There are some others that I will install later or as I find I need them:

  • ccache
  • gcc
  • ninja
  • xz
  • cmake
  • gdbm
  • jq
  • kdiff3

Dot Files

I have a repo full of dot files to bootstrap a bunch of configurations. I’ll get that down and put them where they belong.

Create a ~/projects/ folder, because that’s what I do.

Clone the dotfile repository.

Which requires telling GitHub about my new machine. Which means creating a new ssh key and putting it in all the places.

mkdir ~/.sshcd ~/.sshssh-keygen -t ed25519 -C ""
eval "$(ssh-agent -s)"
# update the ~/.ssh/config file with a Host 
blockssh-add -K ~/.ssh/id_ed25519
# add the key to Github
git clone <dotfiles repo>`

From the dot files:

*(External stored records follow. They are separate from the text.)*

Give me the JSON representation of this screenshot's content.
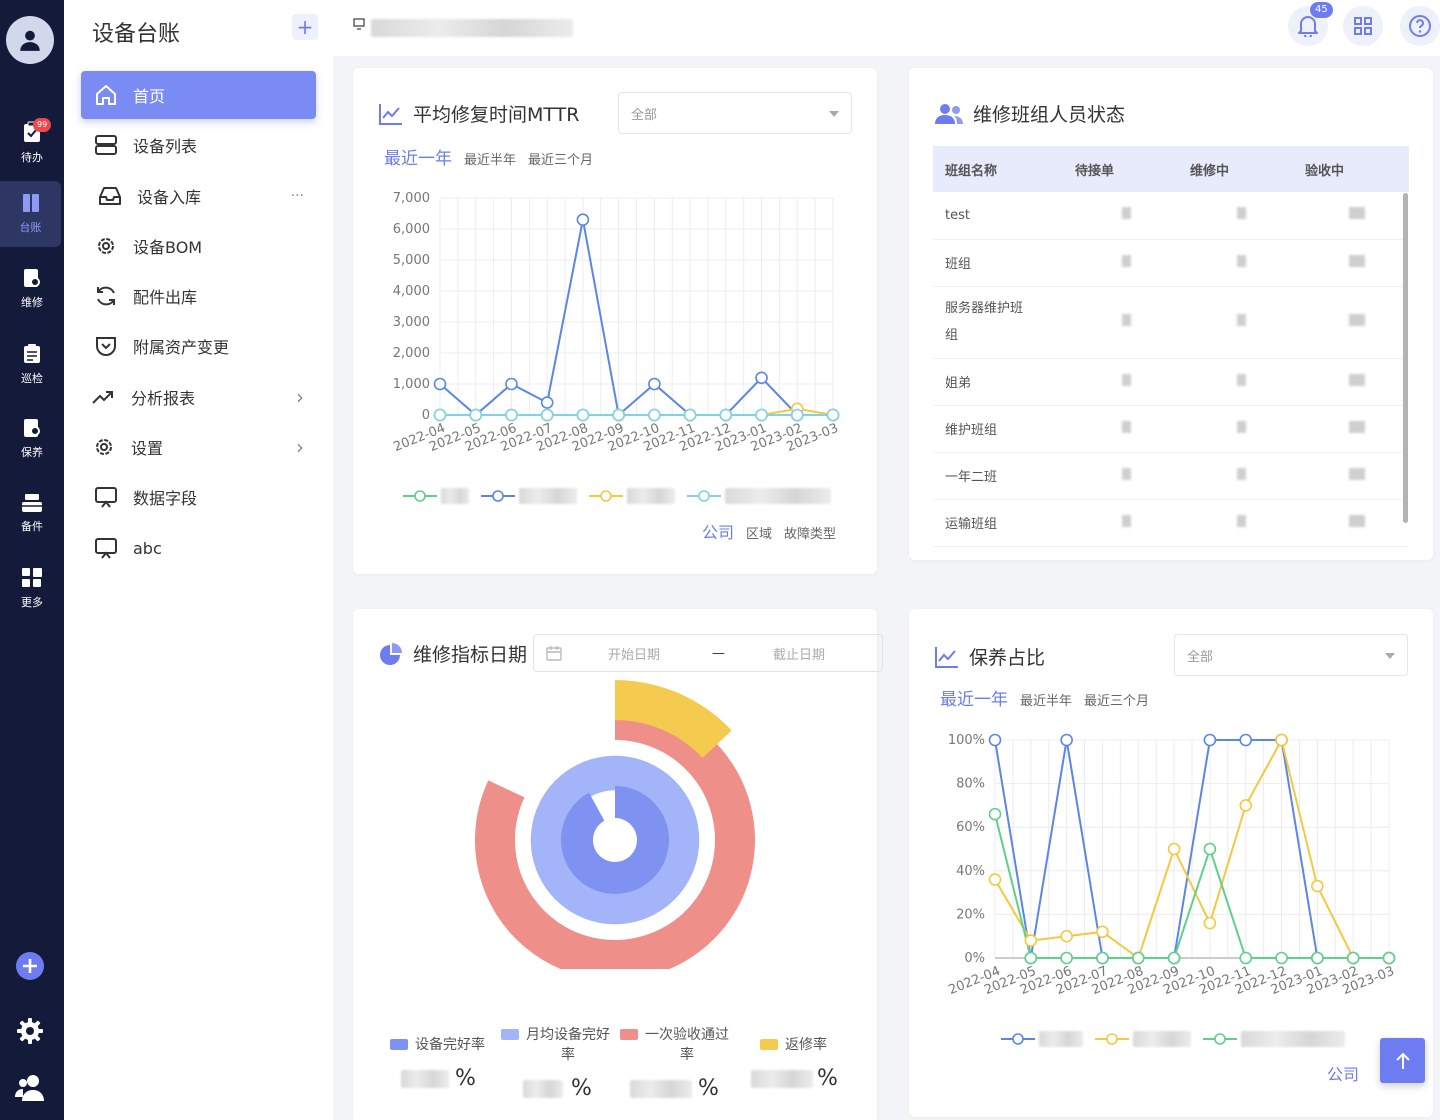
{
  "rail": {
    "badge": "99",
    "items": [
      {
        "label": "待办",
        "icon": "clipboard-icon"
      },
      {
        "label": "台账",
        "icon": "book-icon"
      },
      {
        "label": "维修",
        "icon": "wrench-doc-icon"
      },
      {
        "label": "巡检",
        "icon": "checklist-icon"
      },
      {
        "label": "保养",
        "icon": "maintenance-icon"
      },
      {
        "label": "备件",
        "icon": "parts-icon"
      },
      {
        "label": "更多",
        "icon": "grid-icon"
      }
    ]
  },
  "sidebar": {
    "title": "设备台账",
    "add": "+",
    "items": [
      {
        "label": "首页",
        "extra": ""
      },
      {
        "label": "设备列表",
        "extra": ""
      },
      {
        "label": "设备入库",
        "extra": "···"
      },
      {
        "label": "设备BOM",
        "extra": ""
      },
      {
        "label": "配件出库",
        "extra": ""
      },
      {
        "label": "附属资产变更",
        "extra": ""
      },
      {
        "label": "分析报表",
        "extra": "›"
      },
      {
        "label": "设置",
        "extra": "›"
      },
      {
        "label": "数据字段",
        "extra": ""
      },
      {
        "label": "abc",
        "extra": ""
      }
    ]
  },
  "topbar": {
    "notifications": "45"
  },
  "mttr": {
    "title": "平均修复时间MTTR",
    "select": "全部",
    "ranges": [
      "最近一年",
      "最近半年",
      "最近三个月"
    ],
    "tabs": [
      "公司",
      "区域",
      "故障类型"
    ]
  },
  "team": {
    "title": "维修班组人员状态",
    "columns": [
      "班组名称",
      "待接单",
      "维修中",
      "验收中"
    ],
    "rows": [
      "test",
      "班组",
      "服务器维护班",
      "组",
      "姐弟",
      "维护班组",
      "一年二班",
      "运输班组"
    ]
  },
  "indicator": {
    "title": "维修指标日期",
    "start_placeholder": "开始日期",
    "separator": "—",
    "end_placeholder": "截止日期",
    "legend": [
      {
        "label": "设备完好率",
        "color": "#7f92f2"
      },
      {
        "label": "月均设备完好",
        "label2": "率",
        "color": "#a4b4f8"
      },
      {
        "label": "一次验收通过",
        "label2": "率",
        "color": "#ee9089"
      },
      {
        "label": "返修率",
        "color": "#f5cb4f"
      }
    ],
    "unit": "%"
  },
  "upkeep": {
    "title": "保养占比",
    "select": "全部",
    "ranges": [
      "最近一年",
      "最近半年",
      "最近三个月"
    ],
    "tabs": [
      "公司"
    ]
  },
  "chart_data": [
    {
      "type": "line",
      "title": "平均修复时间MTTR",
      "x": [
        "2022-04",
        "2022-05",
        "2022-06",
        "2022-07",
        "2022-08",
        "2022-09",
        "2022-10",
        "2022-11",
        "2022-12",
        "2023-01",
        "2023-02",
        "2023-03"
      ],
      "ylim": [
        0,
        7000
      ],
      "yticks": [
        "0",
        "1,000",
        "2,000",
        "3,000",
        "4,000",
        "5,000",
        "6,000",
        "7,000"
      ],
      "grid": true,
      "series": [
        {
          "color": "#5fd08a",
          "values": [
            0,
            0,
            0,
            0,
            0,
            0,
            0,
            0,
            0,
            0,
            0,
            0
          ]
        },
        {
          "color": "#5b86e5",
          "values": [
            1000,
            0,
            1000,
            400,
            6300,
            0,
            1000,
            0,
            0,
            1200,
            0,
            0
          ]
        },
        {
          "color": "#f5c842",
          "values": [
            0,
            0,
            0,
            0,
            0,
            0,
            0,
            0,
            0,
            0,
            200,
            0
          ]
        },
        {
          "color": "#7fd3e6",
          "values": [
            0,
            0,
            0,
            0,
            0,
            0,
            0,
            0,
            0,
            0,
            0,
            0
          ]
        }
      ]
    },
    {
      "type": "pie",
      "title": "维修指标日期",
      "rings": [
        {
          "name": "设备完好率",
          "color": "#7f92f2",
          "fraction": 0.92
        },
        {
          "name": "月均设备完好率",
          "color": "#a4b4f8",
          "fraction": 1.0
        },
        {
          "name": "一次验收通过率",
          "color": "#ee9089",
          "fraction": 0.82
        },
        {
          "name": "返修率",
          "color": "#f5cb4f",
          "fraction": 0.13
        }
      ]
    },
    {
      "type": "line",
      "title": "保养占比",
      "x": [
        "2022-04",
        "2022-05",
        "2022-06",
        "2022-07",
        "2022-08",
        "2022-09",
        "2022-10",
        "2022-11",
        "2022-12",
        "2023-01",
        "2023-02",
        "2023-03"
      ],
      "ylim": [
        0,
        100
      ],
      "yticks": [
        "0%",
        "20%",
        "40%",
        "60%",
        "80%",
        "100%"
      ],
      "grid": true,
      "series": [
        {
          "color": "#5b86e5",
          "values": [
            100,
            0,
            100,
            0,
            0,
            0,
            100,
            100,
            100,
            0,
            0,
            0
          ]
        },
        {
          "color": "#f5c842",
          "values": [
            36,
            8,
            10,
            12,
            0,
            50,
            16,
            70,
            100,
            33,
            0,
            0
          ]
        },
        {
          "color": "#5fd08a",
          "values": [
            66,
            0,
            0,
            0,
            0,
            0,
            50,
            0,
            0,
            0,
            0,
            0
          ]
        }
      ]
    }
  ]
}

  • Copy the ssh config parts that a generic into the ~/.ssh/config file.
  • Copy The bash files that are useful. There might be bits in these that don’t apply yet because something is not install, but it should be harmless to have it there early.
  • .bash_profile
  • .bashrc
  • Copy all of the git config files that are useful (some are specific to old git repositories that are no longer needed)
  • Copy all the other dotfiles that are there (vim, input, kdiff)

There are also some VSCode settings files cached here, but I will look at those and probably manually echo the settings instead of risking copying them blindly.

Utility Scripts

I have a big pile of utility scripts, mostly in bash, in a git repository. Clone that repository down.

Sundry Tools

Rogue Amoeba Tools

  • Loopback
  • Hijack
  • SoundSource

I have found these to be very useful for managing sound and sound-devices on the Mac.

Enough for Today

That gets the machine into basic working shape. That took about 4 hours.

Still left to do are things like

  • get gcc installed (so I can keep working on my Advent of Code)
  • get java installed (i’ll probably wait to make sure I get the one needed for the client gig)
  • getting the desktop apps for some of the office tools (outlook, miro, etc.)

I’ll write about those if anything special happens during the installs.